The first obvious improvement is in the production of the album. Instead of the mess of fuzz, bass and drum thump, the instruments are much more clearly defined and delineated. It is easier to tell who is making what sound now, as opposed to the blur of sound from before. This is obvious from the first track, “New Day Rising” one of the stand out tracks in the Husker Du catalog.
Grant’s drums come in loud and clear: he sounds like he’s playing in the room with you. This is much better than the blurry “thud” of previous albums. Bob kicks in with a simple but fast and fuzzy guitar part that hits hard and reminds the listener that he is perhaps the best hardcore guitarist in the world. Greg’s bass fuses with the drums and guitar, providing a noticeable bottom end. The band then starts chanting “new day rising” in various different ways: harmonizing with each other, chanting, slowing it down, altering the melodies etc. The song plays for two and a half minutes and then disappears.

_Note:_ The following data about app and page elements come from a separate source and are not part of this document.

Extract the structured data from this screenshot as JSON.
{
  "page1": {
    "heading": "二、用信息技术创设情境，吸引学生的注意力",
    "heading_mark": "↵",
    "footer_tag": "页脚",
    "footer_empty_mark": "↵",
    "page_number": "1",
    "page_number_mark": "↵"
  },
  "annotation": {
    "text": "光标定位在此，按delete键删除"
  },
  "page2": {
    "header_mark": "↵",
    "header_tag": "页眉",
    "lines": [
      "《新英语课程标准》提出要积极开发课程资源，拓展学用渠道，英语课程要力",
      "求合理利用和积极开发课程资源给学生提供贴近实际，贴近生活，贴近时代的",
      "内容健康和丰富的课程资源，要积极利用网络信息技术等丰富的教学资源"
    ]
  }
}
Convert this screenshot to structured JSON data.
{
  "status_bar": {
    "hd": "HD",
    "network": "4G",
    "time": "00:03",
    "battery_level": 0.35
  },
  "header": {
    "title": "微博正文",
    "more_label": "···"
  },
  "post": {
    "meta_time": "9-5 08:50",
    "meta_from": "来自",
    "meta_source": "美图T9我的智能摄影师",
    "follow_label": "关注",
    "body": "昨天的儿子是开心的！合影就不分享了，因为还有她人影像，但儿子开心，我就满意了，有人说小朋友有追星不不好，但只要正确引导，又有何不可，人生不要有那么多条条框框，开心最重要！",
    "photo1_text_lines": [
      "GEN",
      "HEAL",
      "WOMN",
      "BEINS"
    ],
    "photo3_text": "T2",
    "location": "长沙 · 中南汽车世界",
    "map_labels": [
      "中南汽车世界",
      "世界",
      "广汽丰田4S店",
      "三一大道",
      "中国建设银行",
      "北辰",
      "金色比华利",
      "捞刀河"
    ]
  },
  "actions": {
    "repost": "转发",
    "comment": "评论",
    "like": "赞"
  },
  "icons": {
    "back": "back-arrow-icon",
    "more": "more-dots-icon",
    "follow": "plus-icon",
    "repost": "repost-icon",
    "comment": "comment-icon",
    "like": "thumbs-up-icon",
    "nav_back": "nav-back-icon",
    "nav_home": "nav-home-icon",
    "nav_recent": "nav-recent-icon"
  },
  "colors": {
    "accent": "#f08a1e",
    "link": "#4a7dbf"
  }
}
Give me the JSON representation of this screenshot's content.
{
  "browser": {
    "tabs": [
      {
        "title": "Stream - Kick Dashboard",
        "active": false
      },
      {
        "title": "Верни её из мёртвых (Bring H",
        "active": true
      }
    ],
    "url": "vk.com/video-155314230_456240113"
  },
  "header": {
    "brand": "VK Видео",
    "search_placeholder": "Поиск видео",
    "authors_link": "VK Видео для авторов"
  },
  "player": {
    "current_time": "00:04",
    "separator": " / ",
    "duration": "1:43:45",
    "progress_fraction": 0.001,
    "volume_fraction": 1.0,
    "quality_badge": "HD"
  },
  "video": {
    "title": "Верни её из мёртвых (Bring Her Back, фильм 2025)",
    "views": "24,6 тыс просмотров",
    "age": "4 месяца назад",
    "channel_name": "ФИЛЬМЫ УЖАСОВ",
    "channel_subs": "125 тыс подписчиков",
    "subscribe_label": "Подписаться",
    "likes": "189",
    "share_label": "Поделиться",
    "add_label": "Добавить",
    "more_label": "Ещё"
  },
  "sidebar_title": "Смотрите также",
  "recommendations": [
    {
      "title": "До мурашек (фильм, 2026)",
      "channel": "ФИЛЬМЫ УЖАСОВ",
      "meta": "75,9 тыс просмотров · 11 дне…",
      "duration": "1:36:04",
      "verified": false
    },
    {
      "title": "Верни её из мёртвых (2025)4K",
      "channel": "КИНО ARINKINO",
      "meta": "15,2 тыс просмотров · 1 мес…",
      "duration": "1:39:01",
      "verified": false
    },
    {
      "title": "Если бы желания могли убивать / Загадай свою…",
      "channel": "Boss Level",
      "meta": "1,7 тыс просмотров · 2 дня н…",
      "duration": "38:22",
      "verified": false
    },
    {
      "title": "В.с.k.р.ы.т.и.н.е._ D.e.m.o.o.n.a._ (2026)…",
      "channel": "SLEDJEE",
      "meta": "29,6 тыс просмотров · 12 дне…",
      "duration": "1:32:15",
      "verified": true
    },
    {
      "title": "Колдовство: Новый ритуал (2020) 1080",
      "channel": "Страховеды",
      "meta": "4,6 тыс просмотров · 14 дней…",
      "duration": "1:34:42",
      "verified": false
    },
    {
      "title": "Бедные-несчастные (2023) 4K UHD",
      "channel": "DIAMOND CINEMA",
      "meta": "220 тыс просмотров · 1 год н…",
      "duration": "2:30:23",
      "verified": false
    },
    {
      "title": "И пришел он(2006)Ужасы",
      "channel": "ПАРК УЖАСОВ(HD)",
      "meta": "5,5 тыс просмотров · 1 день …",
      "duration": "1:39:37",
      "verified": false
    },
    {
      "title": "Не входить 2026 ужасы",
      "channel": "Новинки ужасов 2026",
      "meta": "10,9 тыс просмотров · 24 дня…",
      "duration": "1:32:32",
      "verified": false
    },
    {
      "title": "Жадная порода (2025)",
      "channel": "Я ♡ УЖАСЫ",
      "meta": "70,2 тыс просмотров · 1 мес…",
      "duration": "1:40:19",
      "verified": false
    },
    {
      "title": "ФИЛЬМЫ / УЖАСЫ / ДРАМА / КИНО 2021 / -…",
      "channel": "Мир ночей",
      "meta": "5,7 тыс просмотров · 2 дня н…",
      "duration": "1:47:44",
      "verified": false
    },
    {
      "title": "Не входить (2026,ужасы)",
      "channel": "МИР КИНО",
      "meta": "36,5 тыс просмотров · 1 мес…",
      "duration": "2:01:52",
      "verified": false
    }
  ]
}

Some may feel that this is a weak song: it never really develops and features only a three word lyric. However, the presentation of the song makes it work: the band is playing as if their life depended on it and their vocals ring with true conviction. The song feels less like a true song and more like a chant or an evocation. It’s damn near religious and its truly exciting.
The band never lets up after this amazing start. “The Girl Who Lives on Heaven Hill” comes in with a trademark Grant Hart pop chorus: however, the band still tears it up like a true punk band. Grant is still sharpening his songwriting stick and his songs become harder and harder to forget. This isn’t to knock Bob: in fact, the next song “I Apologize” hits just as hard and has just as catchy of a chorus melody, although the verse melody resolutions are a bit awkward.
Song after song follows, each one hitting as hard as the last. Like previous Husker Du albums, it can be easy to get lost in the album: for the longest time, I found the album weak because it all starts to sound the same. However, this is a fault of all bands in this genre. The instrumentation and approach is limited and the arrangements often sound similar. With that said, the band continues to show off their willingness to grow and change by adding 12 string guitar to the opening of “Celebrated Summer.” This light touch proved a harbinger of future diversification.
Other highlights of the album include “I Don’t Know What You’re Talking About.” Here, Bob rages against a person that he simply cannot understand. In fact, much of the album’s lyrics have a similarly personal approach: confusion, madness, misunderstanding and hatred fill the album. It never becomes a downer because the band is playing too fast and writings songs that are too catchy. By the time “Plans I Make” comes around, any listener will be emotionally drained and devastated by what they have heard: in a good way. Not one song seems out of place or like “filler” except for perhaps a few moments of strangeness such as “Whatcha Drinking” and “How to Skin a Cat” but even these feel more like moments of levity, designed to boost the listener’s spirit, as opposed to bad songs.
Simply put, Husker Du peaked as a band with this album. Everything that made them great is present: great pop melodies, amazing speed, passion, great lyrics and a fuzz guitar led attack that separated them from their peers. The best description I’ve read of this album was that it was “punk played as pop” and that is so true. Although the band never made a bad album, they would begin a slight slide into “more pop than punk” which turns off many hardcore fans.